Understanding the Difference Between Hard Forks and Soft Forks
Cryptocurrencies operate on decentralized networks that rely on consensus mechanisms to validate and record transactions. Over time, disagreements among the community or development teams can lead to changes in the protocol, resulting in what is known as a fork. Forks are a fundamental aspect of the evolving nature of blockchain technology. In this article, we will delve into the concept of forking in cryptocurrency, exploring the key differences between hard forks and soft forks.
What is Forking?
Forking refers to the process of creating a divergence in the blockchain, where two or more versions of the underlying protocol coexist. Forks can be initiated for various reasons, such as addressing security vulnerabilities, implementing new features, or resolving disagreements within the community.
Types of Forks
A soft fork is a backward-compatible upgrade to the blockchain protocol.
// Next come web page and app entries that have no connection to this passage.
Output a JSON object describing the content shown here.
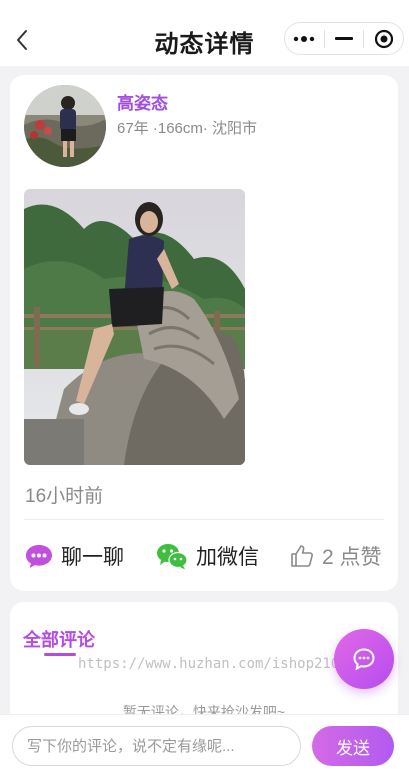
{
  "header": {
    "title": "动态详情",
    "back_icon": "chevron-left-icon",
    "capsule": {
      "more_icon": "more-dots-icon",
      "minimize_icon": "minimize-icon",
      "close_icon": "target-circle-icon"
    }
  },
  "post": {
    "user": {
      "name": "高姿态",
      "info": "67年 ·166cm· 沈阳市"
    },
    "time": "16小时前",
    "actions": {
      "chat_label": "聊一聊",
      "wechat_label": "加微信",
      "like_label": "2 点赞"
    }
  },
  "comments": {
    "title": "全部评论",
    "empty_text": "暂无评论，快来抢沙发吧~"
  },
  "watermark": "https://www.huzhan.com/ishop21025",
  "bottom_bar": {
    "input_placeholder": "写下你的评论，说不定有缘呢...",
    "send_label": "发送"
  },
  "colors": {
    "accent": "#a24de0",
    "wechat": "#3fbf3f",
    "background": "#f2f2f4"
  }
}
In a soft fork, the new rules introduced are more restrictive than the existing ones, meaning that nodes that have not upgraded can still operate on the network without any issues. Soft forks are generally considered less disruptive and are often used for routine upgrades or bug fixes.
- Backward Compatibility: Existing nodes can continue to validate blocks and transactions.
- Consensus Requirement: A majority of the network's hash rate must adopt the new rules for the fork to be successful.
- Example: The introduction of Segregated Witness (SegWit) in Bitcoin is a classic example of a soft fork. It aimed to enhance scalability without forcing all users to upgrade their software.
A hard fork is a more radical change to the protocol, resulting in the creation of a new blockchain that is incompatible with the old one. All nodes must upgrade to the new rules, or they risk being on a separate and unsupported network. Hard forks are often initiated to introduce significant changes, such as altering consensus mechanisms, increasing block size, or resolving fundamental disagreements.
- Incompatibility: Nodes that do not upgrade to the new rules will be unable to validate transactions on the new blockchain.
- Community Consensus: A hard fork requires broad consensus among the community and network participants.
- Example: The contentious hard fork that led to the creation of Bitcoin Cash (BCH) in 2017 is a prominent example. It aimed to address scalability issues by increasing the block size.
Factors Influencing Forks
- Community Consensus: The success of any fork, whether soft or hard, depends on achieving consensus among the stakeholders, including developers, miners, and users.
- Technical Changes: Forks are often initiated to implement technical changes such as protocol upgrades, scalability improvements, or security fixes.
- Philosophical Differences: Disagreements within the community regarding the direction and principles of a cryptocurrency can lead to contentious forks.
Forks are an integral part of the dynamic and evolving nature of the cryptocurrency space. Understanding the differences between soft forks and hard forks is crucial for participants in the crypto community. While soft forks are generally less disruptive and backward-compatible, hard forks represent more significant changes that require a broad consensus to avoid splitting the community. As the crypto ecosystem continues to mature, forks will likely remain a key mechanism for protocol evolution and adaptation.